Work to be completed: Pick every line out of the entries below that has the string "glyph", and copy it.

Input data:
↓↓↓

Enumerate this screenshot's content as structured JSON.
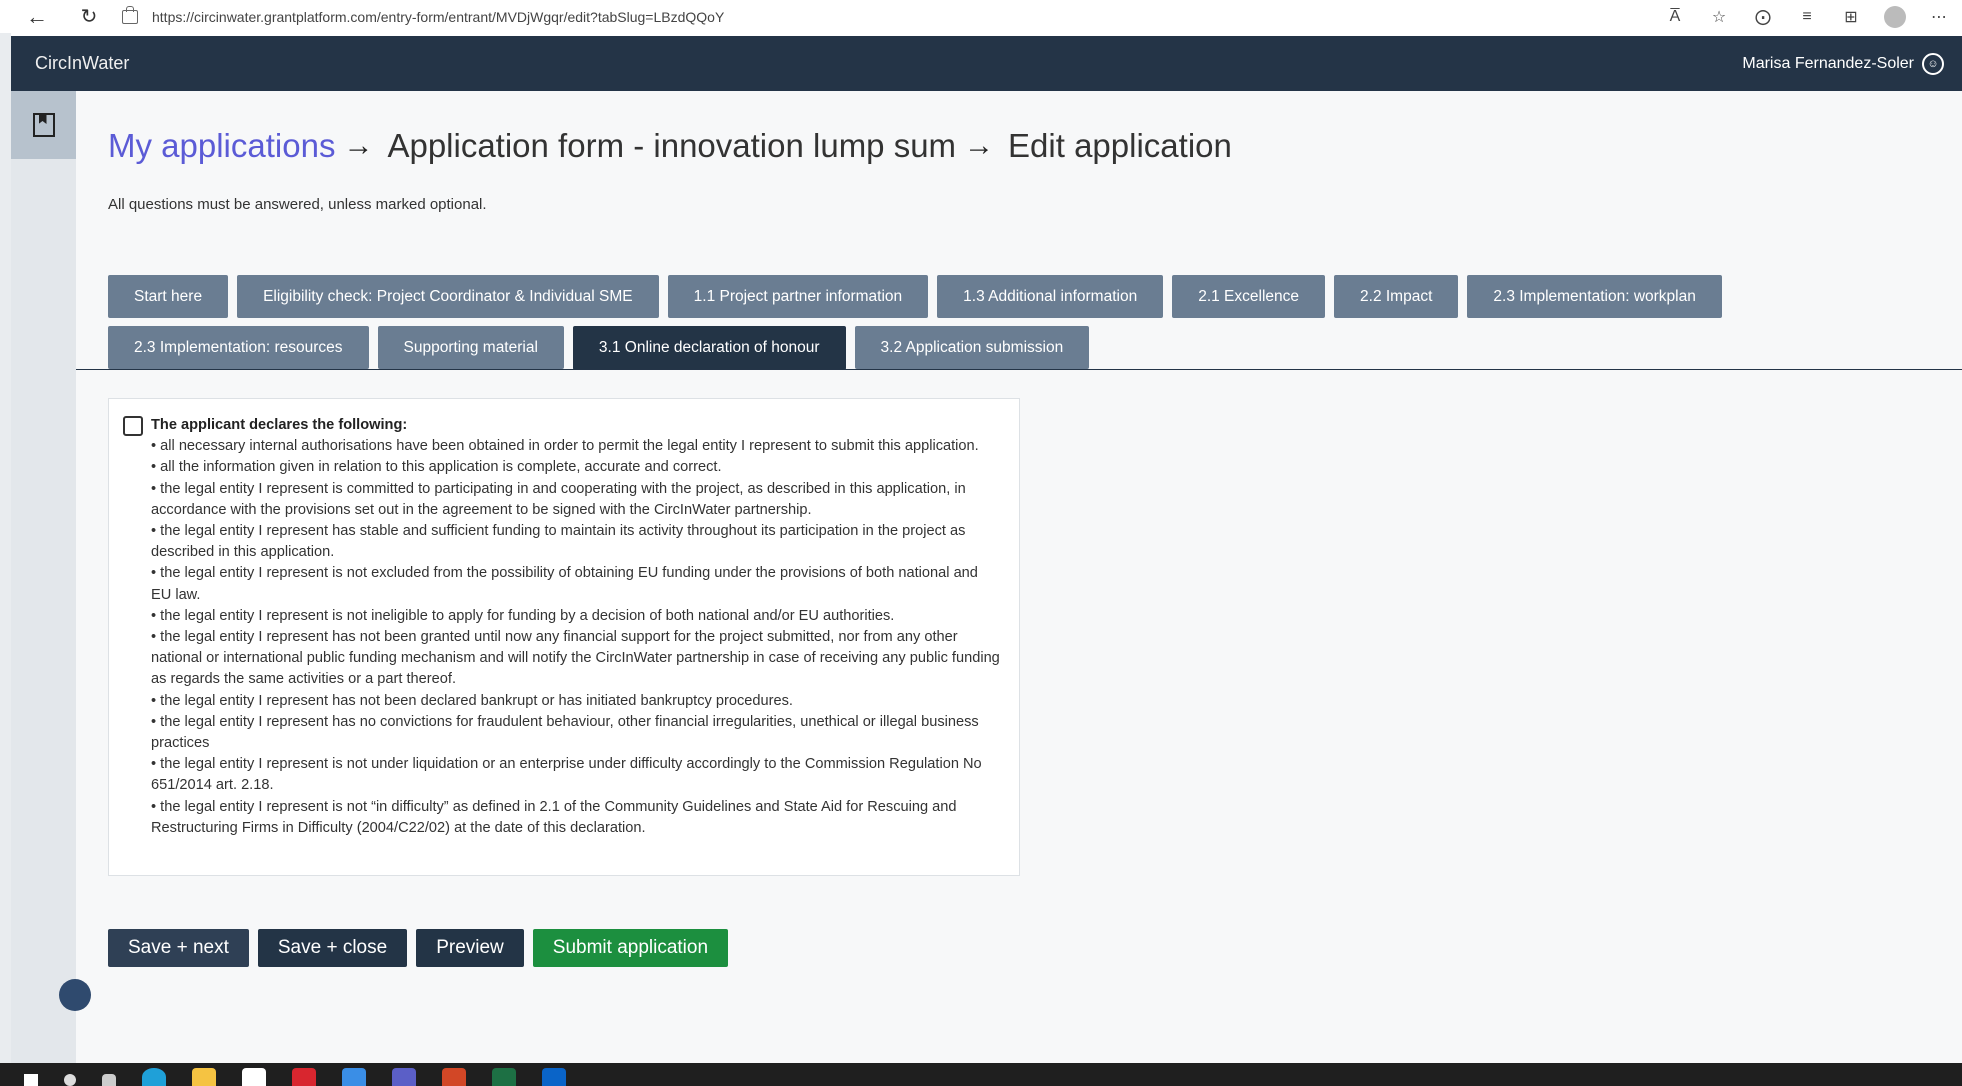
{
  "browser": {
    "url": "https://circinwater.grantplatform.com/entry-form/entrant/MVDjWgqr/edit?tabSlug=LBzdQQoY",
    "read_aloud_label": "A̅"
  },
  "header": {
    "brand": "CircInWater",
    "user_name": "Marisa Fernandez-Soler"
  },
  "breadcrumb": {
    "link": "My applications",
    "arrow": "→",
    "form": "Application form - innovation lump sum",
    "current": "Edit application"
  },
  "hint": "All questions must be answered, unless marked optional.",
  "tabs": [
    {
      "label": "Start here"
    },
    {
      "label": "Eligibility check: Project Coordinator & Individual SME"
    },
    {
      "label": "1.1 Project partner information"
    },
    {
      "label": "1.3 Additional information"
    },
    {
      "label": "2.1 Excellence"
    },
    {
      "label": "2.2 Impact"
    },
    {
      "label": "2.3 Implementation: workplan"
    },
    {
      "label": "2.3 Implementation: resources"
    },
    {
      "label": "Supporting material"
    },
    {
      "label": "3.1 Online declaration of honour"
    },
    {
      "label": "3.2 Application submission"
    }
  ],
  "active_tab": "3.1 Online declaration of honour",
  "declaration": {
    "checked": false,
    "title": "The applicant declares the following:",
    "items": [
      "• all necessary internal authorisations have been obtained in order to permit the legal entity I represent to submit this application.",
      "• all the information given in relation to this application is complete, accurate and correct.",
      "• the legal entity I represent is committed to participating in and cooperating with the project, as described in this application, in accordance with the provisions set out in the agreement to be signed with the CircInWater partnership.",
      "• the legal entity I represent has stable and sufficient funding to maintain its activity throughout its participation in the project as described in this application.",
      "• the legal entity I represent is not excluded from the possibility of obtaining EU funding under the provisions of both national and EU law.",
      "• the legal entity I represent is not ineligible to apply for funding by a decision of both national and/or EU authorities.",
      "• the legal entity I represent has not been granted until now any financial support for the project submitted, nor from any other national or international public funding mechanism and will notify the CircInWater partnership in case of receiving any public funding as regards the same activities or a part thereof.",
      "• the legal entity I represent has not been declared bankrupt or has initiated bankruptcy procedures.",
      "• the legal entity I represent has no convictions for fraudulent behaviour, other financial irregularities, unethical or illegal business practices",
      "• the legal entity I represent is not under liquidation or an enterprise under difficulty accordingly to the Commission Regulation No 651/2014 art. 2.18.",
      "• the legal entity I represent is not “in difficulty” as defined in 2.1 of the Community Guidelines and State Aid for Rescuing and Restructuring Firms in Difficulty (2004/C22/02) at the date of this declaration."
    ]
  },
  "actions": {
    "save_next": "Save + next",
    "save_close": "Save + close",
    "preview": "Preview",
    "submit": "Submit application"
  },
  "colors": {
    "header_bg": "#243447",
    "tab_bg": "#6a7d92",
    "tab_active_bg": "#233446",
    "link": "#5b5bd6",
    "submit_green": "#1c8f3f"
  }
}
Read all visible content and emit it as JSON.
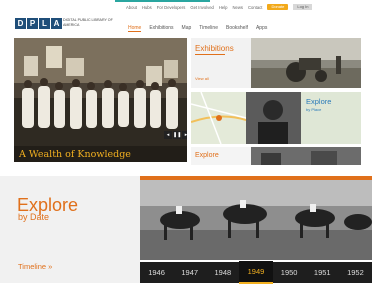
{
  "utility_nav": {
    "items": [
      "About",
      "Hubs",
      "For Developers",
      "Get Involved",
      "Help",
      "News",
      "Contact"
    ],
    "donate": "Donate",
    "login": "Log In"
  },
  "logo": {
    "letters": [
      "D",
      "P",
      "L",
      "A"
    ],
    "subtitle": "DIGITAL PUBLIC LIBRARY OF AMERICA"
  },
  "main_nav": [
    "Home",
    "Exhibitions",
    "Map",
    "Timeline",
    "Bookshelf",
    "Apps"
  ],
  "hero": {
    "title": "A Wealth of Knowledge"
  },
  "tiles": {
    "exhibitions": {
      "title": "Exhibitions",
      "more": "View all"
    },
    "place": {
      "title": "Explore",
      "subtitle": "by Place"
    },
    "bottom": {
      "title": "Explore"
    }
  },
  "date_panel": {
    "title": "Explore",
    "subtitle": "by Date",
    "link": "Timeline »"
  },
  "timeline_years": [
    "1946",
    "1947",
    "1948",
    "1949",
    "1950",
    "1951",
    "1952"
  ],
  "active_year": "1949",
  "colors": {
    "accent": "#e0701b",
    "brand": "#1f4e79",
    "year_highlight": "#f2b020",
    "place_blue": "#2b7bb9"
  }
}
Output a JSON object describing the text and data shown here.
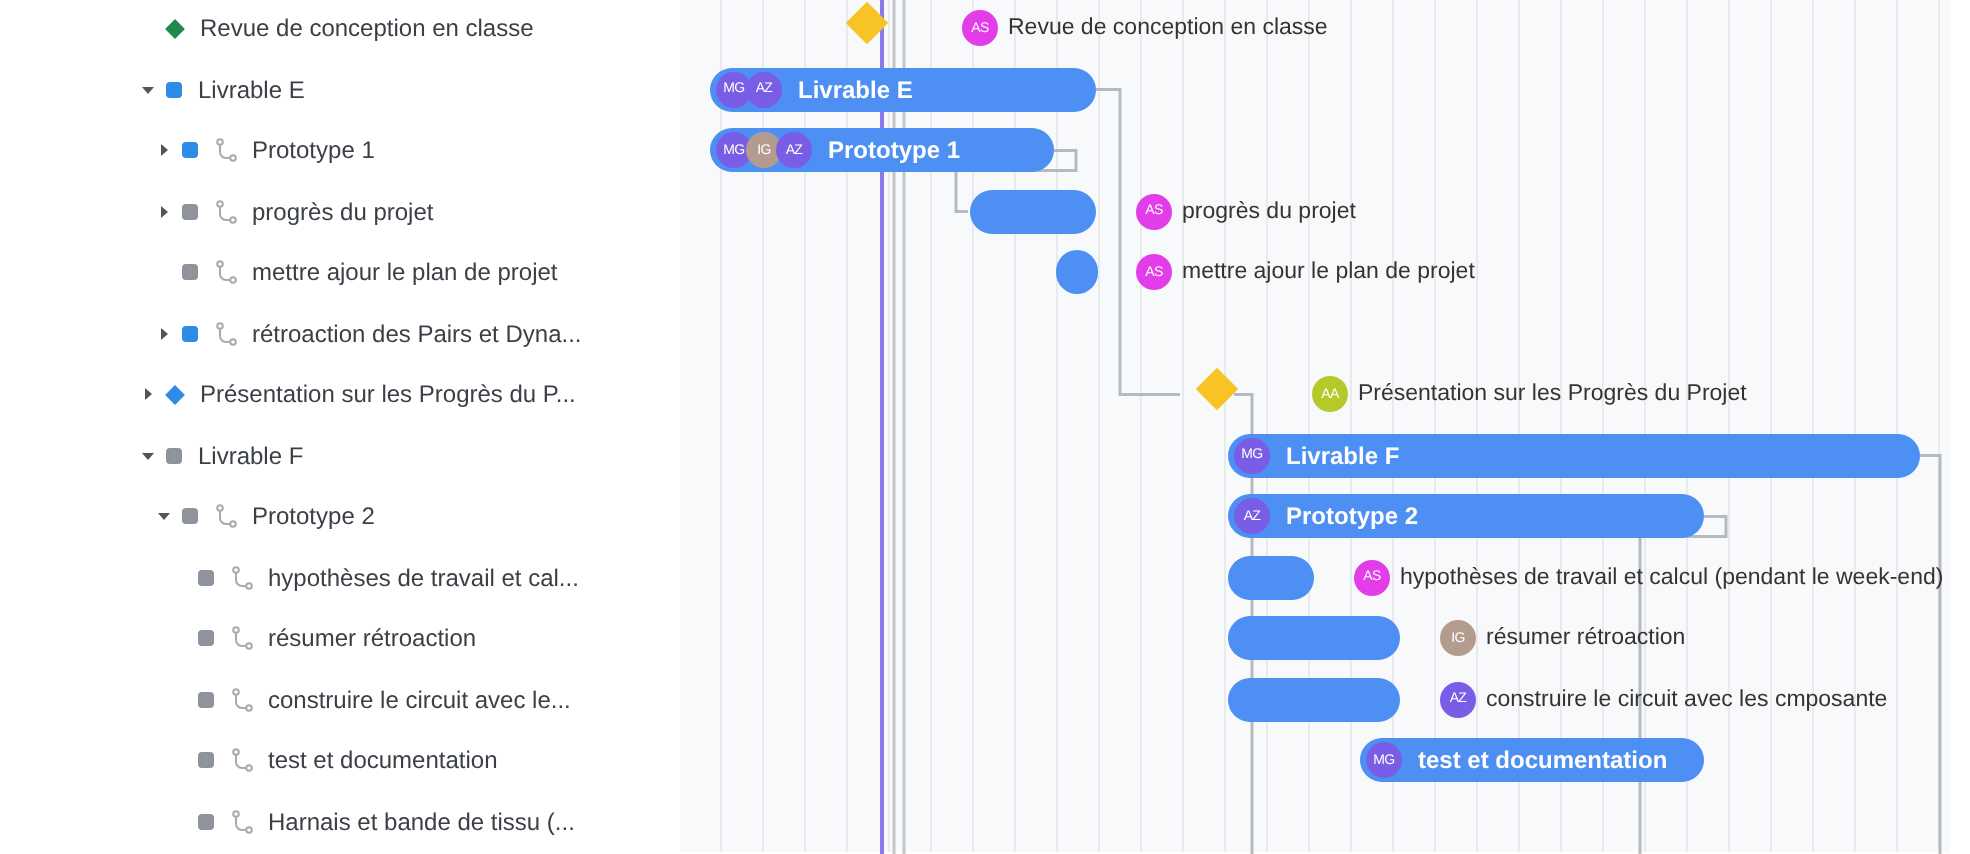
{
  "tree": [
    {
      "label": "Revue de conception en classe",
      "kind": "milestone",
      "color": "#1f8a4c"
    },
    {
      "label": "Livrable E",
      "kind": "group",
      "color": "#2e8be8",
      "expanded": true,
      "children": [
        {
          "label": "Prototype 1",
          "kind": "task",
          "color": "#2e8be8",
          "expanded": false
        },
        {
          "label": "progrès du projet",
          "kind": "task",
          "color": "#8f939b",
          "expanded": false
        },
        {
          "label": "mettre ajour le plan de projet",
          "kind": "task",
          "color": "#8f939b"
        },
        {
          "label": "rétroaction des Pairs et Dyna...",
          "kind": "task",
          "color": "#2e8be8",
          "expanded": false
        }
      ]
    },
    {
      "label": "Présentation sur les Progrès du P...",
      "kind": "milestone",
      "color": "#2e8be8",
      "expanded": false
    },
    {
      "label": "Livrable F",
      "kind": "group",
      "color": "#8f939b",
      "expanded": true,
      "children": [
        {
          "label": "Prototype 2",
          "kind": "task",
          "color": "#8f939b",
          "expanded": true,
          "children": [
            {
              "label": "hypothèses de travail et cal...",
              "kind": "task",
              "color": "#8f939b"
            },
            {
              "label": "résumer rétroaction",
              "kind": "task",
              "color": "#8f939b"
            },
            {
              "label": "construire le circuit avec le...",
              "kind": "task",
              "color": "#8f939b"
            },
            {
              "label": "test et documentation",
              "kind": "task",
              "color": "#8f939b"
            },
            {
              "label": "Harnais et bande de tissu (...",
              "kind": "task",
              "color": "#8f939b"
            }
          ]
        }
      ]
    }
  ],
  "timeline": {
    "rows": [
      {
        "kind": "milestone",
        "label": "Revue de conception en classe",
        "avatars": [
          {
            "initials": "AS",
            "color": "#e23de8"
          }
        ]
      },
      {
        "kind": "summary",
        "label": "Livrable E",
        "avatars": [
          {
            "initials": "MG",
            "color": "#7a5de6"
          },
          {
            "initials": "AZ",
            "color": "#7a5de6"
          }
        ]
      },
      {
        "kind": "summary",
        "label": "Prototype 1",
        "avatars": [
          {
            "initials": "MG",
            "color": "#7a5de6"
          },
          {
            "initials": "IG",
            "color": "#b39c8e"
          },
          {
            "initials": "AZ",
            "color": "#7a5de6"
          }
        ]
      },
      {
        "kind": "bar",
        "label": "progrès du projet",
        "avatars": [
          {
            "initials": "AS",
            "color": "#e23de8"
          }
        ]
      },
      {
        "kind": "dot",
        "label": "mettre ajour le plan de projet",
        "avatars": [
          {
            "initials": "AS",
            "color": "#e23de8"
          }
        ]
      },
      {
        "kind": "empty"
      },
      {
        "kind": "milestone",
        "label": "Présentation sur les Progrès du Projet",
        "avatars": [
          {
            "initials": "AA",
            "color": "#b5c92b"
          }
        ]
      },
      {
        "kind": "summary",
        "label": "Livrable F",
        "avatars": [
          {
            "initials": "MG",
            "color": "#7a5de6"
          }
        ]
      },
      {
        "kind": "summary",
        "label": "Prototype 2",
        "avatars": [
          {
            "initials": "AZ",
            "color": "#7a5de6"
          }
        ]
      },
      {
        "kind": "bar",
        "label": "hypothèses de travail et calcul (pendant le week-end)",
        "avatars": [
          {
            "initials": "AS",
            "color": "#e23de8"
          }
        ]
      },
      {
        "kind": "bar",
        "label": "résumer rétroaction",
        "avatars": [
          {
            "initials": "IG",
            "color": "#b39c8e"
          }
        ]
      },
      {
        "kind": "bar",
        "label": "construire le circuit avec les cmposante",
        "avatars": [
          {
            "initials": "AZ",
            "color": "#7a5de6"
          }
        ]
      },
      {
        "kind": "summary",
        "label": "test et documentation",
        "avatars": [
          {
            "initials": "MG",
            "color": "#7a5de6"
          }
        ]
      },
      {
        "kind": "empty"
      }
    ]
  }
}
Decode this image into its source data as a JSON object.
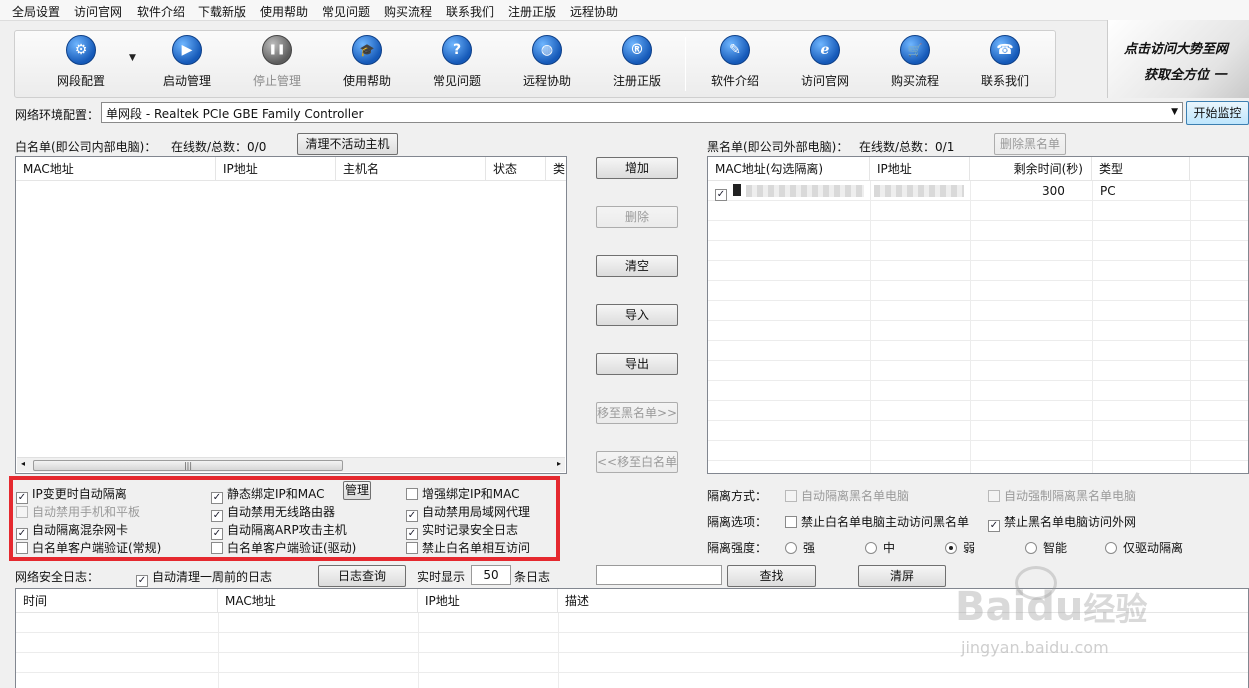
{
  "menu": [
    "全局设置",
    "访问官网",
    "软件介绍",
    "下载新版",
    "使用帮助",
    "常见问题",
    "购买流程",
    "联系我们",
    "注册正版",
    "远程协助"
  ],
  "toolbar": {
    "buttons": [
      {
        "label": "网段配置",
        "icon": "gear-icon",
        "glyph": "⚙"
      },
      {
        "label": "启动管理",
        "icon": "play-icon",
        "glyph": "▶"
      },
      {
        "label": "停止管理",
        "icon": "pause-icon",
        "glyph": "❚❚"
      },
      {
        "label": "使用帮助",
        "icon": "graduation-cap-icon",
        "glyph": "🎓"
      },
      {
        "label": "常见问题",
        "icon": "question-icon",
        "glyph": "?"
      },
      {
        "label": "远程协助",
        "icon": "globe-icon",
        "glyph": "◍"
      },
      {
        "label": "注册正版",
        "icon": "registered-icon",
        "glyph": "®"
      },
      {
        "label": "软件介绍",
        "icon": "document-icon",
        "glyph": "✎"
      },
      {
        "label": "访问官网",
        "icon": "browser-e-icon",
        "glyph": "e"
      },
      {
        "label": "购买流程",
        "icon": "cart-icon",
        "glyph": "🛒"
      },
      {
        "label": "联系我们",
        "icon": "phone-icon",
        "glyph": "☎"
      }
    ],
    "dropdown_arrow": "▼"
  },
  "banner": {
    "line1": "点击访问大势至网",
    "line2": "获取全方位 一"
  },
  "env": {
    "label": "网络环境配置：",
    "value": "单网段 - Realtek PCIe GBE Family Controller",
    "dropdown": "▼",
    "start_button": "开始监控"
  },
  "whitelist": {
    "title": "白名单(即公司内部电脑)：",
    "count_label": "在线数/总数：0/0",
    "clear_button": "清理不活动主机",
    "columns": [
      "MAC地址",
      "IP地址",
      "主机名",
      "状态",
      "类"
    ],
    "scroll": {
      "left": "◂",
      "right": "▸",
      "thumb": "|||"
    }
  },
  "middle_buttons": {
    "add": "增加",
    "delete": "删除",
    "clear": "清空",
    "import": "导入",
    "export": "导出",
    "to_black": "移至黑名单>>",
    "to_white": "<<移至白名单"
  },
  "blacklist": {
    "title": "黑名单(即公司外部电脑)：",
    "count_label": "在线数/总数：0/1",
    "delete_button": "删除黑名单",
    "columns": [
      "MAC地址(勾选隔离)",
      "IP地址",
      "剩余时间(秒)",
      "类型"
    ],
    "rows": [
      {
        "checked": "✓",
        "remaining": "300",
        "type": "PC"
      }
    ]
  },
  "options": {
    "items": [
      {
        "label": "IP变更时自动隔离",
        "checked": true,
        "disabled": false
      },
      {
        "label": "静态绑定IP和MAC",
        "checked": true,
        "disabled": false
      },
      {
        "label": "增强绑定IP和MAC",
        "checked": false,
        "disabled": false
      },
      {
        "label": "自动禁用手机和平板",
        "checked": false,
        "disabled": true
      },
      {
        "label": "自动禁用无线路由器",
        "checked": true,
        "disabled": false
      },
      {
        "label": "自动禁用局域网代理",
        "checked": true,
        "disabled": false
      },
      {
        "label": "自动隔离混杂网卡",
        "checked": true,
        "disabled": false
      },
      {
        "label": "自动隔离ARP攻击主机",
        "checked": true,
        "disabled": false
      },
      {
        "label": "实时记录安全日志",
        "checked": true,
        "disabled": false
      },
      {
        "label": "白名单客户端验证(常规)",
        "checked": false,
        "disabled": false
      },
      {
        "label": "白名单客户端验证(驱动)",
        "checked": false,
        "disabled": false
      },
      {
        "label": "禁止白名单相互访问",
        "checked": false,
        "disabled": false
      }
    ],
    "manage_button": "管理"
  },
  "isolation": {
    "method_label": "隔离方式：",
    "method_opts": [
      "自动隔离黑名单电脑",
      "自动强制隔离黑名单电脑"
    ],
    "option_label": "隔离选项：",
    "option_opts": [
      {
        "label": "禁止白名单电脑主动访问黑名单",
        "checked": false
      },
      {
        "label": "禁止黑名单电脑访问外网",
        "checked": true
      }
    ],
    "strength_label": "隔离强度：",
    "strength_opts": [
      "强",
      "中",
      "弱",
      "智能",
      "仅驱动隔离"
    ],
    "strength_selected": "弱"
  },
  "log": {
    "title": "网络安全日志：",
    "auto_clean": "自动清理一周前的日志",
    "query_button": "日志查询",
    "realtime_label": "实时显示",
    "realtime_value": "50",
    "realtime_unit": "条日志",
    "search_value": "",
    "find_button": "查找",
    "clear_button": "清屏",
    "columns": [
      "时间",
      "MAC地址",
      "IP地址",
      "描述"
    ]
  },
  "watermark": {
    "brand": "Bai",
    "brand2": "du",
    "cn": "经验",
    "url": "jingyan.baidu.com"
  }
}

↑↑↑

Expected answer:
        "glyph": "⚙"
        "glyph": "▶"
        "glyph": "❚❚"
        "glyph": "🎓"
        "glyph": "?"
        "glyph": "◍"
        "glyph": "®"
        "glyph": "✎"
        "glyph": "e"
        "glyph": "🛒"
        "glyph": "☎"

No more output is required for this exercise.